= Task =
Exactly how many lines of the data below include the string "JSON"? State the number and nothing more.

==== Data supplied

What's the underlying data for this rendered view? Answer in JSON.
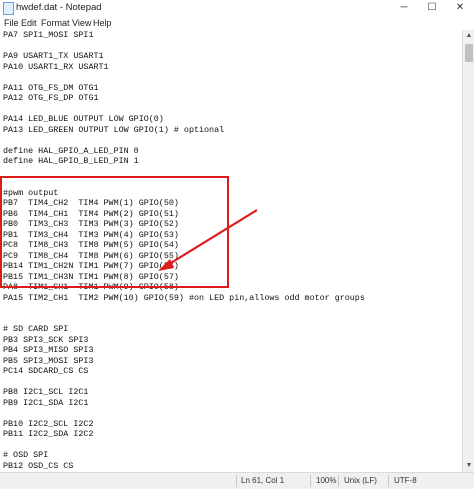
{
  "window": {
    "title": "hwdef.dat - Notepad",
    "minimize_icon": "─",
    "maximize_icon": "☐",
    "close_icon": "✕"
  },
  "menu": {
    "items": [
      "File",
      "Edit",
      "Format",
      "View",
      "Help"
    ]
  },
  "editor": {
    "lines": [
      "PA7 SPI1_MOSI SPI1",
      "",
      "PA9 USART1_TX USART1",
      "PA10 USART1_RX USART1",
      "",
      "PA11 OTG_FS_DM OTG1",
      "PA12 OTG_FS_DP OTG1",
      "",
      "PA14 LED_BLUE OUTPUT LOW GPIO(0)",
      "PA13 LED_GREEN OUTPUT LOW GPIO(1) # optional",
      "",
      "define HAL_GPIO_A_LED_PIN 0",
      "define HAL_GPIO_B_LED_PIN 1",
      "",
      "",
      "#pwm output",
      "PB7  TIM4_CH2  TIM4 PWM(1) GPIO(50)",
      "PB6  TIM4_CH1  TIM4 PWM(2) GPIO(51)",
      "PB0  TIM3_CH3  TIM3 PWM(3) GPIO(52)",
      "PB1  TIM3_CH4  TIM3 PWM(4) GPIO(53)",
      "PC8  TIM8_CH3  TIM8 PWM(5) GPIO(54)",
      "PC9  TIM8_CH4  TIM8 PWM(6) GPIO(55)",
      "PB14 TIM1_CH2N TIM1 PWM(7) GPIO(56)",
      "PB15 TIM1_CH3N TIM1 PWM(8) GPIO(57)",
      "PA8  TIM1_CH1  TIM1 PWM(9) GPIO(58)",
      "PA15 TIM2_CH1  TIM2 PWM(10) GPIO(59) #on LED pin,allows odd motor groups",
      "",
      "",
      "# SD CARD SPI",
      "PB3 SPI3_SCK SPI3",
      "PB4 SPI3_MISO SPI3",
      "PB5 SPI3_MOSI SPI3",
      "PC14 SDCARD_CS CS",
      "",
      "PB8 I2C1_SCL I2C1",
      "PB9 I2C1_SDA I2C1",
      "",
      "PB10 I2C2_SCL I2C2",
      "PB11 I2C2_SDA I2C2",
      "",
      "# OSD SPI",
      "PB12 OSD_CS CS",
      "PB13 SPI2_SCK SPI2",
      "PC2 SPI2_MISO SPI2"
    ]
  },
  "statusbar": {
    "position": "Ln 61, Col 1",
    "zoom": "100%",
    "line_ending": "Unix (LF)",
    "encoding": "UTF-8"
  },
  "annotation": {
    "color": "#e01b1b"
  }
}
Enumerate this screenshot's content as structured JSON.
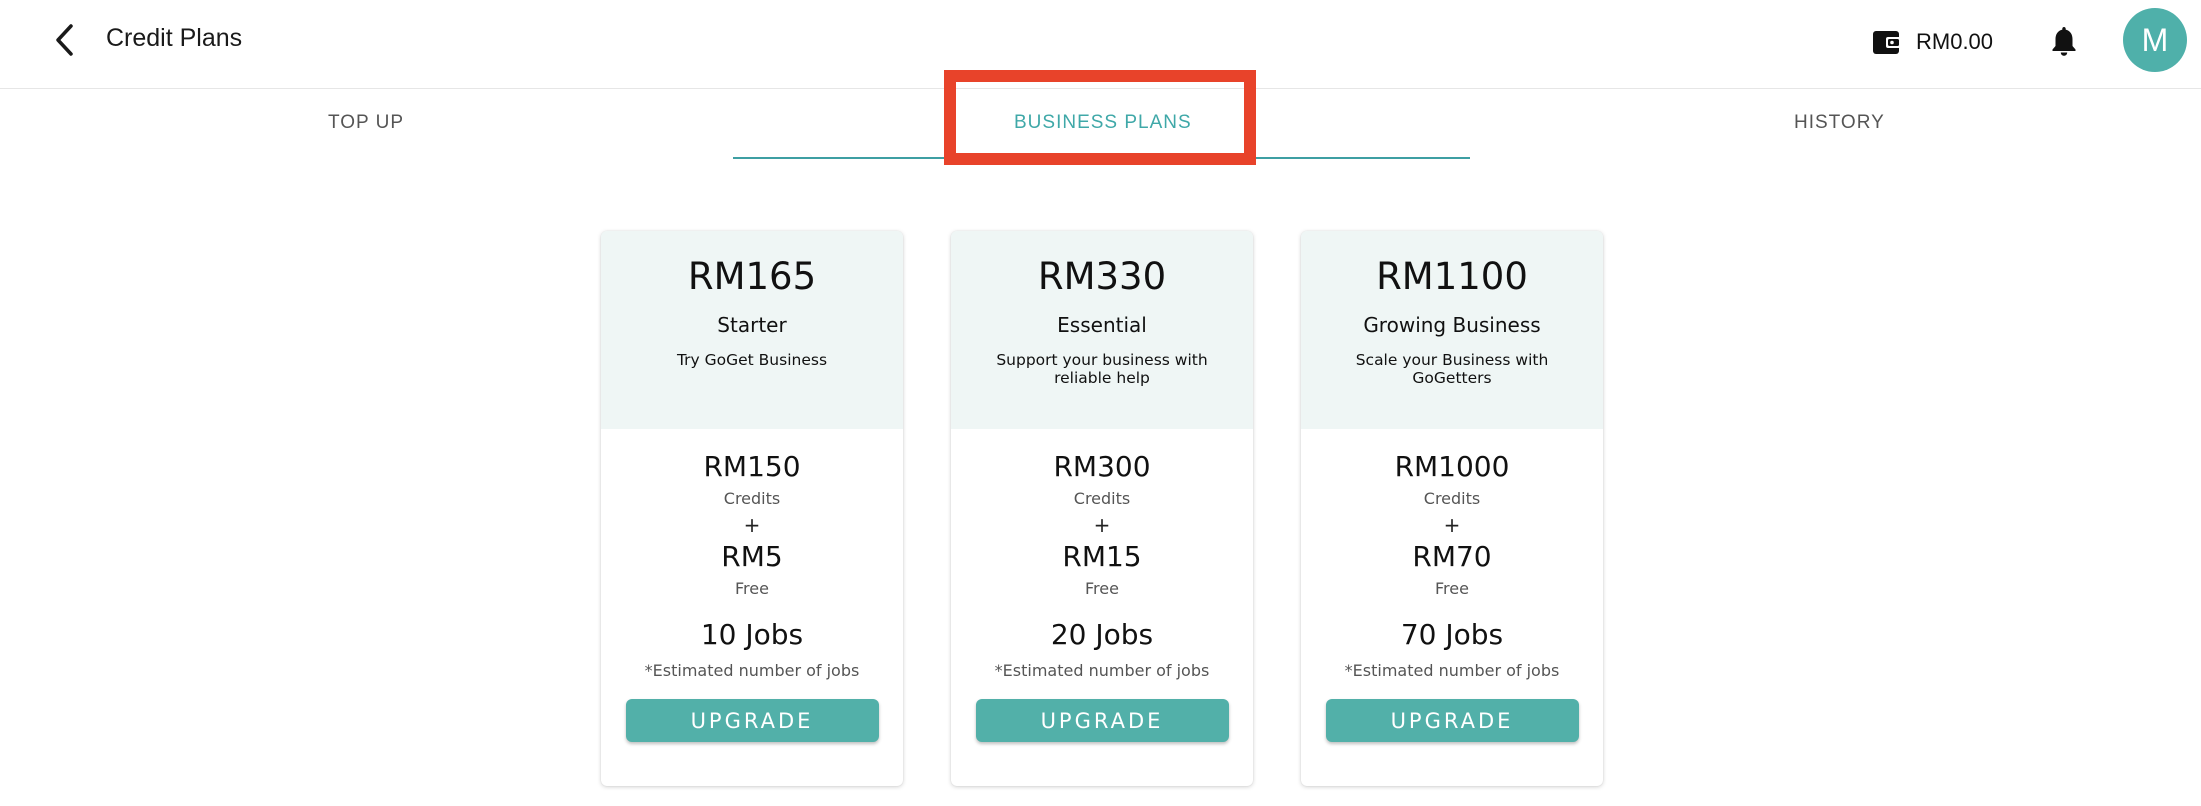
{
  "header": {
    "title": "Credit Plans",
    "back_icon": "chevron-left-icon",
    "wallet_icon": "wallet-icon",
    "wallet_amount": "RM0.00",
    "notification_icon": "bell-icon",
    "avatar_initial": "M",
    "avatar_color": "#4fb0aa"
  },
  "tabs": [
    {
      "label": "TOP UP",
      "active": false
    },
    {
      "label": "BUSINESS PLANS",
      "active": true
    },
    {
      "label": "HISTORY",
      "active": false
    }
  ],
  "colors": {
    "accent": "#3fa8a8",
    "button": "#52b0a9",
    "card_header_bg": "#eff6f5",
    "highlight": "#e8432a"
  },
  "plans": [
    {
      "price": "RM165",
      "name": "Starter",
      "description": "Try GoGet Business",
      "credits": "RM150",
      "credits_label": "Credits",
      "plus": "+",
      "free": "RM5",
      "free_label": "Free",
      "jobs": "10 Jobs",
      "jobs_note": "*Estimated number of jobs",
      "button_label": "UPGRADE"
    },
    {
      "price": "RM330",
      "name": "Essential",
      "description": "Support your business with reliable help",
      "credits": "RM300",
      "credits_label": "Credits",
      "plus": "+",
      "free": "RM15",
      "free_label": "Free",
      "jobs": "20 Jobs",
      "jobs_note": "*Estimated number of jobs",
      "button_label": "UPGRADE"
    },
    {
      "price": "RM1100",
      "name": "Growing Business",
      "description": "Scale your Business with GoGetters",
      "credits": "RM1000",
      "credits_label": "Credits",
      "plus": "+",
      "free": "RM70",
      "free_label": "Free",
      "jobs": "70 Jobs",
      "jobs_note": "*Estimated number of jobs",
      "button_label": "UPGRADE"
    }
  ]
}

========
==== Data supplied

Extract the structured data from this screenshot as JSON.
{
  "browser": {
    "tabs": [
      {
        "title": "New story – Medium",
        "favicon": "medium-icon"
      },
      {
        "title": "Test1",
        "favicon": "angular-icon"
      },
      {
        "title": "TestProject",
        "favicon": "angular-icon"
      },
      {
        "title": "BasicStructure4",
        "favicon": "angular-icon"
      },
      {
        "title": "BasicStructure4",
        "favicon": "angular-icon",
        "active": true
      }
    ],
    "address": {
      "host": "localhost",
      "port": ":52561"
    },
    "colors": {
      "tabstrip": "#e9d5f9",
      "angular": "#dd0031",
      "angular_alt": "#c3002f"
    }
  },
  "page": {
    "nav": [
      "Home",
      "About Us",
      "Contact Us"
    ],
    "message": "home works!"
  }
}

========
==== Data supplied

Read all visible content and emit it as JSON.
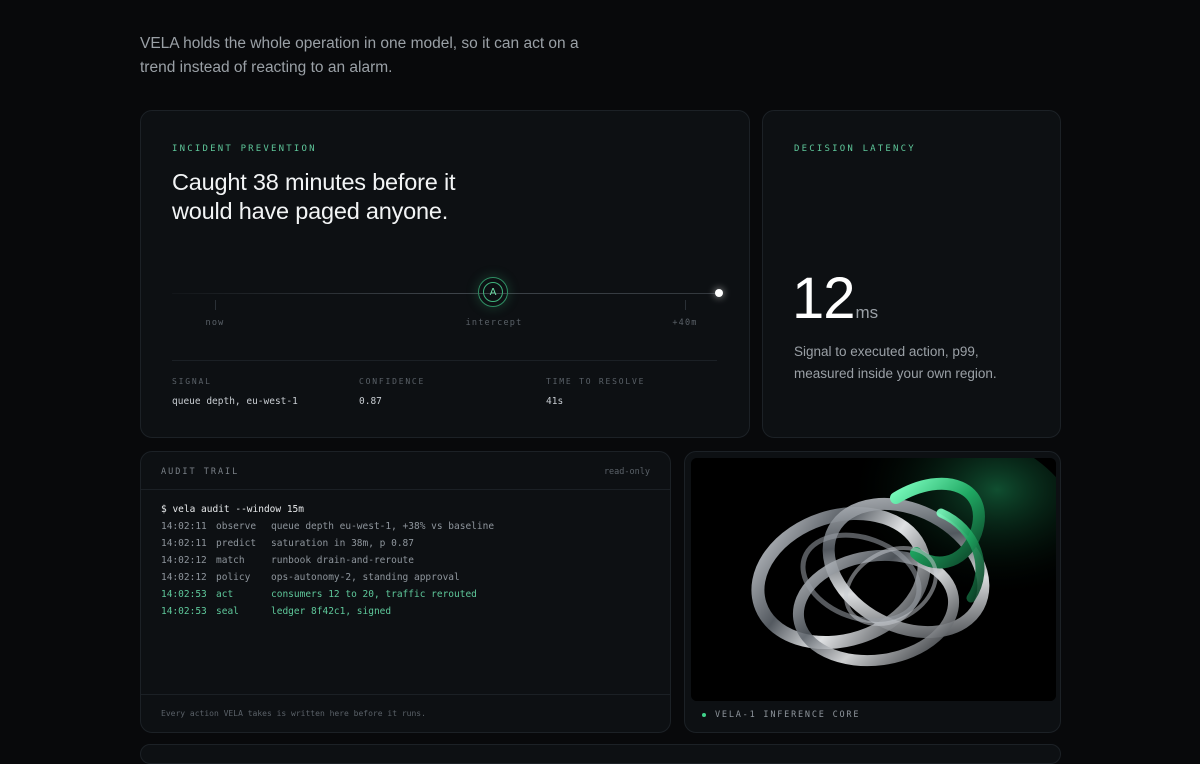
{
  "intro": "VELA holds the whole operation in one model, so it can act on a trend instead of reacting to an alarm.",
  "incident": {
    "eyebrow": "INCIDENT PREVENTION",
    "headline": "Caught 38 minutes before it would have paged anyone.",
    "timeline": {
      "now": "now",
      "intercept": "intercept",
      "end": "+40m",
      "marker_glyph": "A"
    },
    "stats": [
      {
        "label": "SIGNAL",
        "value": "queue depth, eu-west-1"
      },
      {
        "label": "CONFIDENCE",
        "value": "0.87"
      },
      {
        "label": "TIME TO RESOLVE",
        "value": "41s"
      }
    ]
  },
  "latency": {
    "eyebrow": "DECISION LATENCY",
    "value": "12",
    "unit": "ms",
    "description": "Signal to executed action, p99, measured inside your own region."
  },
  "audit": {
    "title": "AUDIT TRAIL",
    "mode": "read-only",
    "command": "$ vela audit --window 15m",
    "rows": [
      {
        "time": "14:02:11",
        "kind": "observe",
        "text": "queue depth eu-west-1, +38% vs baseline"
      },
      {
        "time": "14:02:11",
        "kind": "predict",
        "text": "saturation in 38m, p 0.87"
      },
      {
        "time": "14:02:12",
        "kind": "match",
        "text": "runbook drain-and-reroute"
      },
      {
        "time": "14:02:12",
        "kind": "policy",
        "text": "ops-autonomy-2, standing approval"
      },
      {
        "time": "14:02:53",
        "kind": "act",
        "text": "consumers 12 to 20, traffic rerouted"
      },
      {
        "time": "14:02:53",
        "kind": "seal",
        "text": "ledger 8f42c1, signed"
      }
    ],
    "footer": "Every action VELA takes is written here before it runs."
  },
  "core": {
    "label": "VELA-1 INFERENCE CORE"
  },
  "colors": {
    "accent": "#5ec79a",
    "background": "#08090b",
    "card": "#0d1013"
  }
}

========

= Solution below =
4